Good News for Real Estate Agents
The Mortgage Bankers Association (MBA) expects home purchase lending to hit $1.1 trillion next year, per their latest economic forecast released this week.
That would mark an 11% increase from this year’s estimate and be the highest total since before the housing market took a turn for the worse nearly a decade ago.
While things have largely turned around since then, inventory constraints continue to hamper home sales.
Many first-time buyers are locked out of the market thanks to rising home prices and move-up buyers can’t move up because they lack the necessary equity and/or can’t find another home due to those inventory issues. That means fewer entry-level homes and essentially a logjam.
Meanwhile, home builders have yet to fill the void left by fewer distressed sales such as short sales and foreclosures that dominated the housing market in recent years.
Still, the MBA expects 2017 to be a banner year thanks to strong household formation, job growth, higher wages, and ongoing home price appreciation.
Perhaps next year will the year of “not wanting to miss out,” coupled with the fear of not getting a rock bottom mortgage rate before they finally rise. We shall see.
Purchase origination volume is expected to hit $990 billion this year, up from $903 billion in 2015.
It is expected to rise to $1.18 trillion in 2018 and $1.25 trillion in 2019.
Total Mortgage Volume Will Actually Fall
Unfortunately, the uptick in purchase activity will be more than offset by an intense drop in refinance activity over the next several years.
Total mortgage volume is actually forecast to peak this year at $1.89 trillion before falling to $1.63 trillion in 2017 and $1.59 trillion in 2018. It is slated to rise a bit in 2019, but remain below current levels.
You can thank flagging refinance volume for that, which is on pace for $901 billion this year but just $529 billion next year. That’s a 40% drop!
Seems extreme, but the refinance pool is getting smaller and smaller because most folks already have a super low rate.
That figure is only predicted to go lower in coming years, with $410 billion the expectation in 2018 and $395 billion a year later.
Maybe cash-out refinancing can change things if borrowers begin tapping their equity…
Perhaps this explains the timely launch of Motto Mortgage, which aims to pair mortgage brokers with real estate agents nationwide.
It’s a smart play to get their hands on all that anticipated purchase business instead of focusing on declining refinance volume.
In case you were wondering, the MBA expects 30-year fixed mortgage rates to rise from 3.6% this year to 4.2% next year.
A year later, the 30-year might be pricing closer to 4.6%, before jumping to 5.4% in 2019. Ouch!
Of course, the forecasts for rising interest rates have been wrong year after year lately, so it’s not a foregone conclusion.
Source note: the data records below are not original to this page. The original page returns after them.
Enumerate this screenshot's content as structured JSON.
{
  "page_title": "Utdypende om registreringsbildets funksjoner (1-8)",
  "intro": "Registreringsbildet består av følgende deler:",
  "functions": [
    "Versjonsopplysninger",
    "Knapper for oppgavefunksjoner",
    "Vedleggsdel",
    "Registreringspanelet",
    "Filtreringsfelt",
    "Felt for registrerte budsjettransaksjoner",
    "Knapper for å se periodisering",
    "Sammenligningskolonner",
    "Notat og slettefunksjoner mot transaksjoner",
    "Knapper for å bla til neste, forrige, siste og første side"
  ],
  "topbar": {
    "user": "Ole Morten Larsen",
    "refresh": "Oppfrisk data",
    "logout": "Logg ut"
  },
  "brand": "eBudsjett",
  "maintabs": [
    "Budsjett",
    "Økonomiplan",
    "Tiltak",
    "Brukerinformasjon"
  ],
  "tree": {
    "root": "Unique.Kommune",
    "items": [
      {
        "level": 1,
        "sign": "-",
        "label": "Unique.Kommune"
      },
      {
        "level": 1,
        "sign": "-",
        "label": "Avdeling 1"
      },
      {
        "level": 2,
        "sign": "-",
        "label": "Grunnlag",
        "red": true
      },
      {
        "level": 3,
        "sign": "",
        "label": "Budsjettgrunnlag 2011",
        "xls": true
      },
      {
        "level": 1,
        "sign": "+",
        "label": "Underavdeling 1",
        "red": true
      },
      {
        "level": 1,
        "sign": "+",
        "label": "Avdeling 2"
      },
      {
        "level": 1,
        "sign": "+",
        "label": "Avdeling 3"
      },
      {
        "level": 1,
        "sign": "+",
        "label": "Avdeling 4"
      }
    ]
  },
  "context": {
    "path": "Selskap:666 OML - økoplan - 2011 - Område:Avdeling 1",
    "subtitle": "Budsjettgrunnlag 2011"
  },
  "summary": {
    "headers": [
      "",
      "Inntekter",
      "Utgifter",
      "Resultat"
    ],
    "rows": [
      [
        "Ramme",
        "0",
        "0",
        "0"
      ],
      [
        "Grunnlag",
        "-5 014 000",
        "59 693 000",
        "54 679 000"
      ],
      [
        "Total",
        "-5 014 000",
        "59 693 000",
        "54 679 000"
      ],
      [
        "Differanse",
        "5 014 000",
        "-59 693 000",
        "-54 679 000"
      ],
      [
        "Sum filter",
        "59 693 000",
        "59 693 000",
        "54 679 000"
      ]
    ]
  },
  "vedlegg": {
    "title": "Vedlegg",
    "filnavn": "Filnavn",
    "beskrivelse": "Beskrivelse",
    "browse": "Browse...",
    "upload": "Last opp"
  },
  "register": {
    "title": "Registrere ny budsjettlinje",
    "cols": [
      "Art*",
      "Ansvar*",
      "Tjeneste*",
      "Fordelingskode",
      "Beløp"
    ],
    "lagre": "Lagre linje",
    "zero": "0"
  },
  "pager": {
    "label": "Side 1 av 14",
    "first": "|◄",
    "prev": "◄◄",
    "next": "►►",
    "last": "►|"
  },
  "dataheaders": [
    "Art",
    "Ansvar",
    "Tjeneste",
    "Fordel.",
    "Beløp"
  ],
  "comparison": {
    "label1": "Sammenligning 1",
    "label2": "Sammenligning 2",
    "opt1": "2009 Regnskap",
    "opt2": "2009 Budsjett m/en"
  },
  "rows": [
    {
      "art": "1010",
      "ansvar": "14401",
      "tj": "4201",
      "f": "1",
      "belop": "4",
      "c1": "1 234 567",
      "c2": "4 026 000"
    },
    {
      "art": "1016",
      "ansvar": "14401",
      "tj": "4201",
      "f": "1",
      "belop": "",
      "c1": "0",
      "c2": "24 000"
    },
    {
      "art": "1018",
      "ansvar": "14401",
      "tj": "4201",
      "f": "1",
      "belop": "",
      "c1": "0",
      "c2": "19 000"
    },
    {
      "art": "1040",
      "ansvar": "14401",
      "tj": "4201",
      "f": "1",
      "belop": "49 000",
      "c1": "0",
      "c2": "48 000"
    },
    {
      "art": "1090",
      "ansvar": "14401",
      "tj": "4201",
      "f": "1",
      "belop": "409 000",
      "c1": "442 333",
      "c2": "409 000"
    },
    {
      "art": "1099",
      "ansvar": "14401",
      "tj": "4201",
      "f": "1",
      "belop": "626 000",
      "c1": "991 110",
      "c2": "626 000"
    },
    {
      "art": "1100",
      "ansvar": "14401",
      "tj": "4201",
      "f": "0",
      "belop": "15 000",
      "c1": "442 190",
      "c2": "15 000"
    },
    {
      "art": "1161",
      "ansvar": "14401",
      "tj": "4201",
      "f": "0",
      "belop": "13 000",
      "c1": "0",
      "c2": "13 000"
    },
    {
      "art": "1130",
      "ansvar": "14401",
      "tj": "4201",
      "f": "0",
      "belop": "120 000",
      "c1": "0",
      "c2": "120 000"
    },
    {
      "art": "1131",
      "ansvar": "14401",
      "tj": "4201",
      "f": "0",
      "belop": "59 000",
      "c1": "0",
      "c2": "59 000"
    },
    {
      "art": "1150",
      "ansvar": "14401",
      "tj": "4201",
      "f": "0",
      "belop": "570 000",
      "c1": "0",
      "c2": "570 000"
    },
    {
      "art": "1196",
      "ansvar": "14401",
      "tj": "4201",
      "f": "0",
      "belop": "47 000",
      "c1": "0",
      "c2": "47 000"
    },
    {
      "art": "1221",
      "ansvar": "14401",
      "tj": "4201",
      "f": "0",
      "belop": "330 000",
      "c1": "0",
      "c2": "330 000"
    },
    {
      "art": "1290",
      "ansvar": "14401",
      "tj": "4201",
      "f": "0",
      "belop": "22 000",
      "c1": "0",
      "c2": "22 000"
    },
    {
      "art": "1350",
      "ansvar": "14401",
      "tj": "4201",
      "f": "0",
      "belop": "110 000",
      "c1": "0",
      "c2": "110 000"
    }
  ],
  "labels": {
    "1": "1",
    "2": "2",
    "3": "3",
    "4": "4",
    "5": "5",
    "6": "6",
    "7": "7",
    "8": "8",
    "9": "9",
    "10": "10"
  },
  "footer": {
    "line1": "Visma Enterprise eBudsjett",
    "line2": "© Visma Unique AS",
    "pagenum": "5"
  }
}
At the same time, they’ve got to increase eventually, right?
If you’re concerned that might drive home prices lower, it’s not necessarily true. There’s no clear correlation between interest rates and home prices.
The economy is what matters, and if all is good there, real estate should fare well too, even if rates are a lot higher.